Muck Rack makes it simple to find people, tweets, or articles that mention any name, keyword, company, hashtag etc. We've compiled this guide to help you make the most of your search.
Selecting a term
Start searching tweets, articles from media outlets, articles mentioned in tweets, journalists'
names, titles and bios with some suggested searches:
Companies or Topics (e.g. iPhone, Microsoft)
Phrases (e.g. "cloud computing") — use quotes to keep the terms together
Twitter handles (e.g. @username) — returns those who have mentioned or replied to
Names (e.g. "David Pogue")
Hashtags (e.g. #sxsw, #london2012)
Bio details (e.g. vegan, Olympics, father)
Muck Rack's Advanced Search allows for many boolean operators.
Find results that mention multiple specified terms, use AND or
+. For example, ensure each result contains both Elon Musk and Mark Zuckerberg by
searching Musk AND Zuckerberg or Musk + Zuckerberg.
Use the operators OR or , to broaden your search when you'd like either of
multiple terms to appear in results. (This is the default behavior of our search when no operators
are used). For example, results will contain either cake or cookie by searching cake OR cookie or cake,cookie
Use NOT or - to subtract results from your search. For
example, searching Disney will yield results about the Walt Disney Company as well as Walt Disney
World Resort. To exclude mentions of Disney World, search for Disney -World or Disney
When using one of these operators with a phrase, enclose it in quotation marks. For example, you can
find results about smartphones excluding Apple's iPhone 4S by searching smartphone -"iPhone
Exact case matching or punctuation
If you're searching for a brand name or keyword that relies on specific punctuation marks or capitalization, you can
find results that match your exact query by adding matchcase: before the keyword you're searching for, like matchcase:E*TRADE .
Use parentheses to separate multiple
boolean phrases.
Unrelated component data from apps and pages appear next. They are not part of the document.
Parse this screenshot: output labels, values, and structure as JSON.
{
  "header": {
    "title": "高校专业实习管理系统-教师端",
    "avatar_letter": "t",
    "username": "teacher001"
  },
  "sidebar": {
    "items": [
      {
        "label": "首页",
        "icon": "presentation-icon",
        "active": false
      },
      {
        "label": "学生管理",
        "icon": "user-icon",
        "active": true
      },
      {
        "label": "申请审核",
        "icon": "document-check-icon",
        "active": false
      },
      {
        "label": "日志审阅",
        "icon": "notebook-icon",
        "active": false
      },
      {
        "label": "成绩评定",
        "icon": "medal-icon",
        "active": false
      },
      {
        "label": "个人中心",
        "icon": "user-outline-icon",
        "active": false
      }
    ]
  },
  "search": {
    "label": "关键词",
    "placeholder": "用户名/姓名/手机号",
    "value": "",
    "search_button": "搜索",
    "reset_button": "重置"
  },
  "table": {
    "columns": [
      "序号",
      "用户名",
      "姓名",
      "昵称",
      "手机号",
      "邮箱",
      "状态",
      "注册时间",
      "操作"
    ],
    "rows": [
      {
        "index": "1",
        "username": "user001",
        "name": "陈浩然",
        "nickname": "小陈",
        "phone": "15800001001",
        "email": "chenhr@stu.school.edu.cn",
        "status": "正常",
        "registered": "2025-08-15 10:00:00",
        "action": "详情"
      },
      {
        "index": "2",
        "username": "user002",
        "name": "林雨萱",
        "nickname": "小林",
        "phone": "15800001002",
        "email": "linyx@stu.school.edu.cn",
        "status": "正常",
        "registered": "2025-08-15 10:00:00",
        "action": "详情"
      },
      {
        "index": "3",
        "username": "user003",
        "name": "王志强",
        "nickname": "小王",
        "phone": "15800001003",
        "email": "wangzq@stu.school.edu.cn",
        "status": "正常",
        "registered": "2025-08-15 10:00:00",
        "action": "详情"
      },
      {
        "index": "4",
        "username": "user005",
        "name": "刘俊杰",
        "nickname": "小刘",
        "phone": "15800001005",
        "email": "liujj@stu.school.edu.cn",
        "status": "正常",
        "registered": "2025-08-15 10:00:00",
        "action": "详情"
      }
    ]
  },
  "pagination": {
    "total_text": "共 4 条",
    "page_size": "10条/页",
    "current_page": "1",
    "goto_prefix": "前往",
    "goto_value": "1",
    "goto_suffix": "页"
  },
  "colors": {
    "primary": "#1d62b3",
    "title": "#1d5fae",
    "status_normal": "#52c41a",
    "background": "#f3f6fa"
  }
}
For example, to find journalists talking about having fun in Disney World or
Disneyland, search for ("disney world" OR disneyland) AND fun.
An asterisk can be used to search for any variation of a root word truncated by the asterisk. For example, searching for admin* will return results for administrator, administration, administer, administered, etc.
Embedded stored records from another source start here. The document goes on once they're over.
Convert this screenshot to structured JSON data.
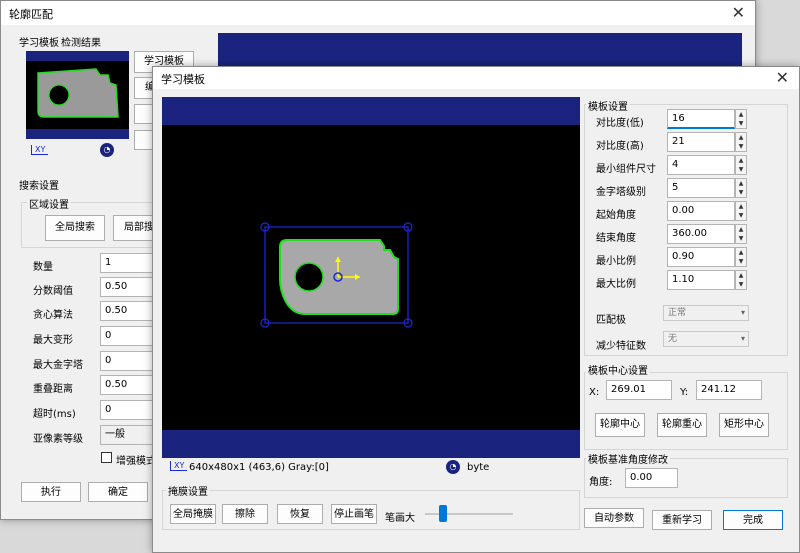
{
  "back_window": {
    "title": "轮廓匹配",
    "tabs": [
      "学习模板",
      "检测结果"
    ],
    "buttons": {
      "learn_template": "学习模板",
      "edit": "编"
    },
    "search_group": "搜索设置",
    "region_group": "区域设置",
    "global_search": "全局搜索",
    "local_search": "局部搜",
    "params": [
      {
        "label": "数量",
        "value": "1"
      },
      {
        "label": "分数阈值",
        "value": "0.50"
      },
      {
        "label": "贪心算法",
        "value": "0.50"
      },
      {
        "label": "最大变形",
        "value": "0"
      },
      {
        "label": "最大金字塔",
        "value": "0"
      },
      {
        "label": "重叠距离",
        "value": "0.50"
      },
      {
        "label": "超时(ms)",
        "value": "0"
      },
      {
        "label": "亚像素等级",
        "value": "一般"
      }
    ],
    "enhance_mode": "增强模式",
    "execute": "执行",
    "confirm": "确定"
  },
  "front_window": {
    "title": "学习模板",
    "status_text": "640x480x1 (463,6) Gray:[0]",
    "status_type": "byte",
    "mask_group": "掩膜设置",
    "mask_buttons": [
      "全局掩膜",
      "擦除",
      "恢复",
      "停止画笔"
    ],
    "pen_size_label": "笔画大",
    "template_group": "模板设置",
    "params": [
      {
        "label": "对比度(低)",
        "value": "16"
      },
      {
        "label": "对比度(高)",
        "value": "21"
      },
      {
        "label": "最小组件尺寸",
        "value": "4"
      },
      {
        "label": "金字塔级别",
        "value": "5"
      },
      {
        "label": "起始角度",
        "value": "0.00"
      },
      {
        "label": "结束角度",
        "value": "360.00"
      },
      {
        "label": "最小比例",
        "value": "0.90"
      },
      {
        "label": "最大比例",
        "value": "1.10"
      }
    ],
    "polarity_label": "匹配极",
    "polarity_value": "正常",
    "reduce_label": "减少特征数",
    "reduce_value": "无",
    "center_group": "模板中心设置",
    "x_label": "X:",
    "x_value": "269.01",
    "y_label": "Y:",
    "y_value": "241.12",
    "center_buttons": [
      "轮廓中心",
      "轮廓重心",
      "矩形中心"
    ],
    "angle_group": "模板基准角度修改",
    "angle_label": "角度:",
    "angle_value": "0.00",
    "auto_params": "自动参数",
    "relearn": "重新学习",
    "done": "完成",
    "pen_size_level": 0.2
  },
  "colors": {
    "canvas_band": "#1a237e",
    "contour": "#22dd22",
    "roi": "#1a2ad6",
    "accent_blue": "#0078d7"
  }
}
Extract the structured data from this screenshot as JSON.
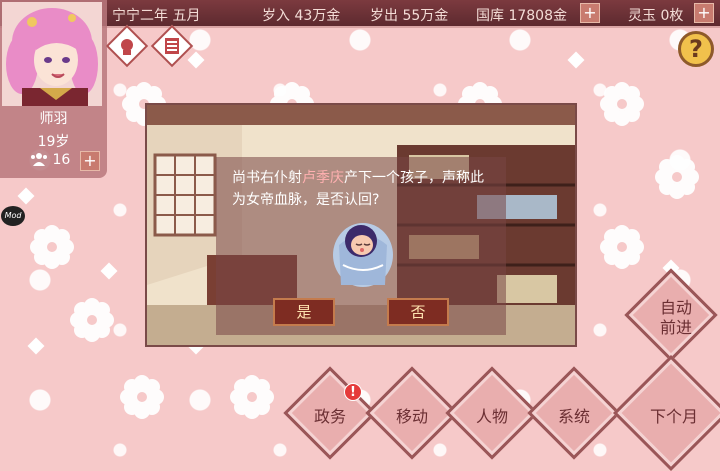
{
  "top_bar": {
    "date": "宁宁二年 五月",
    "income": "岁入 43万金",
    "expense": "岁出 55万金",
    "treasury": "国库 17808金",
    "jade": "灵玉 0枚",
    "plus": "+"
  },
  "character": {
    "name": "师羽",
    "age": "19岁",
    "stat_value": "16",
    "plus": "+"
  },
  "help": "?",
  "mod_label": "Mod",
  "dialog": {
    "text_pre": "尚书右仆射",
    "text_name": "卢季庆",
    "text_post": "产下一个孩子，声称此为女帝血脉，是否认回?",
    "yes": "是",
    "no": "否"
  },
  "nav": {
    "auto_advance": "自动前进",
    "politics": "政务",
    "politics_badge": "!",
    "move": "移动",
    "people": "人物",
    "system": "系统",
    "next_month": "下个月"
  },
  "colors": {
    "background": "#f6c9c9",
    "top_bar": "#6d3035",
    "button_dark": "#7e2c22",
    "nav_diamond": "#e9aeae"
  }
}
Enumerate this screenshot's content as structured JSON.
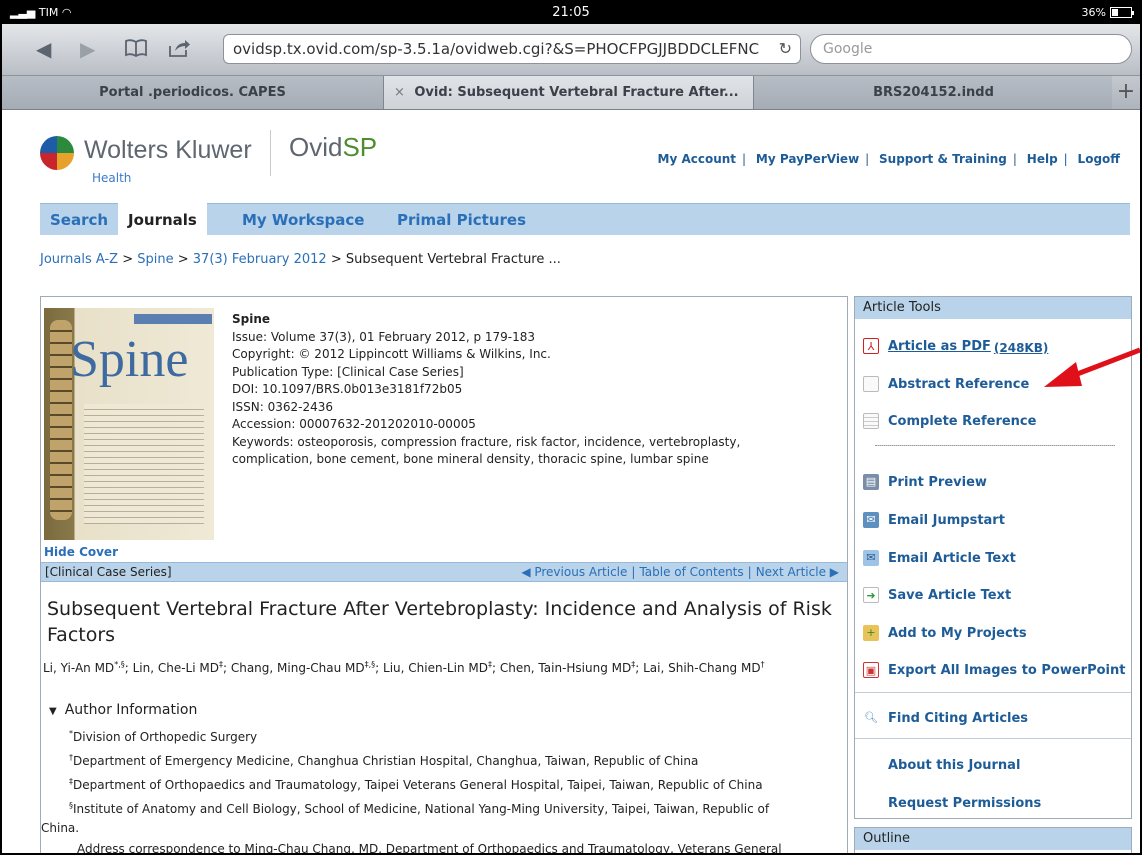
{
  "status_bar": {
    "carrier": "TIM",
    "time": "21:05",
    "battery": "36%",
    "battery_level": 0.36
  },
  "browser": {
    "url": "ovidsp.tx.ovid.com/sp-3.5.1a/ovidweb.cgi?&S=PHOCFPGJJBDDCLEFNC",
    "search_placeholder": "Google",
    "tabs": [
      {
        "label": "Portal .periodicos. CAPES",
        "active": false
      },
      {
        "label": "Ovid: Subsequent Vertebral Fracture After...",
        "active": true
      },
      {
        "label": "BRS204152.indd",
        "active": false
      }
    ],
    "close_glyph": "×",
    "new_tab_glyph": "+"
  },
  "header": {
    "brand": "Wolters Kluwer",
    "brand_sub": "Health",
    "product_prefix": "Ovid",
    "product_suffix": "SP",
    "links": [
      "My Account",
      "My PayPerView",
      "Support & Training",
      "Help",
      "Logoff"
    ]
  },
  "nav": {
    "items": [
      "Search",
      "Journals",
      "My Workspace",
      "Primal Pictures"
    ],
    "active": "Journals"
  },
  "breadcrumb": {
    "items": [
      "Journals A-Z",
      "Spine",
      "37(3) February 2012"
    ],
    "current": "Subsequent Vertebral Fracture ...",
    "sep": " > "
  },
  "article": {
    "cover_title": "Spine",
    "journal": "Spine",
    "issue": "Issue: Volume 37(3), 01 February 2012, p 179-183",
    "copyright": "Copyright: © 2012 Lippincott Williams & Wilkins, Inc.",
    "pub_type": "Publication Type: [Clinical Case Series]",
    "doi": "DOI: 10.1097/BRS.0b013e3181f72b05",
    "issn": "ISSN: 0362-2436",
    "accession": "Accession: 00007632-201202010-00005",
    "keywords_line1": "Keywords: osteoporosis, compression fracture, risk factor, incidence, vertebroplasty,",
    "keywords_line2": "complication, bone cement, bone mineral density, thoracic spine, lumbar spine",
    "hide_cover": "Hide Cover",
    "section_label": "[Clinical Case Series]",
    "prev_article": "◀ Previous Article",
    "toc": "Table of Contents",
    "next_article": "Next Article ▶",
    "title": "Subsequent Vertebral Fracture After Vertebroplasty: Incidence and Analysis of Risk Factors",
    "authors": [
      {
        "name": "Li, Yi-An MD",
        "sup": "*,§"
      },
      {
        "name": "Lin, Che-Li MD",
        "sup": "‡"
      },
      {
        "name": "Chang, Ming-Chau MD",
        "sup": "‡,§"
      },
      {
        "name": "Liu, Chien-Lin MD",
        "sup": "‡"
      },
      {
        "name": "Chen, Tain-Hsiung MD",
        "sup": "‡"
      },
      {
        "name": "Lai, Shih-Chang MD",
        "sup": "†"
      }
    ],
    "author_info_head": "Author Information",
    "affiliations": [
      {
        "sup": "*",
        "text": "Division of Orthopedic Surgery"
      },
      {
        "sup": "†",
        "text": "Department of Emergency Medicine, Changhua Christian Hospital, Changhua, Taiwan, Republic of China"
      },
      {
        "sup": "‡",
        "text": "Department of Orthopaedics and Traumatology, Taipei Veterans General Hospital, Taipei, Taiwan, Republic of China"
      },
      {
        "sup": "§",
        "text": "Institute of Anatomy and Cell Biology, School of Medicine, National Yang-Ming University, Taipei, Taiwan, Republic of"
      }
    ],
    "affil_wrap": "China.",
    "correspondence": "Address correspondence to Ming-Chau Chang, MD, Department of Orthopaedics and Traumatology, Veterans General"
  },
  "tools": {
    "head": "Article Tools",
    "pdf_label": "Article as PDF",
    "pdf_size": "(248KB)",
    "abstract_ref": "Abstract Reference",
    "complete_ref": "Complete Reference",
    "print_preview": "Print Preview",
    "email_jumpstart": "Email Jumpstart",
    "email_text": "Email Article Text",
    "save_text": "Save Article Text",
    "add_projects": "Add to My Projects",
    "export_ppt": "Export All Images to PowerPoint",
    "find_citing": "Find Citing Articles",
    "about_journal": "About this Journal",
    "request_permissions": "Request Permissions"
  },
  "outline": {
    "head": "Outline"
  },
  "colors": {
    "annotation_arrow": "#e0101a",
    "link": "#1e5c98",
    "nav_bar": "#b8d3ea"
  }
}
A near operator is an AND operator where you can control the distance between the words. You can vary the distance the near operation uses by adding a forward slash and number (between 0-99) such as strawberries NEAR/10 "whipped cream", which means the strawberries must exist within 10 words of "whipped cream".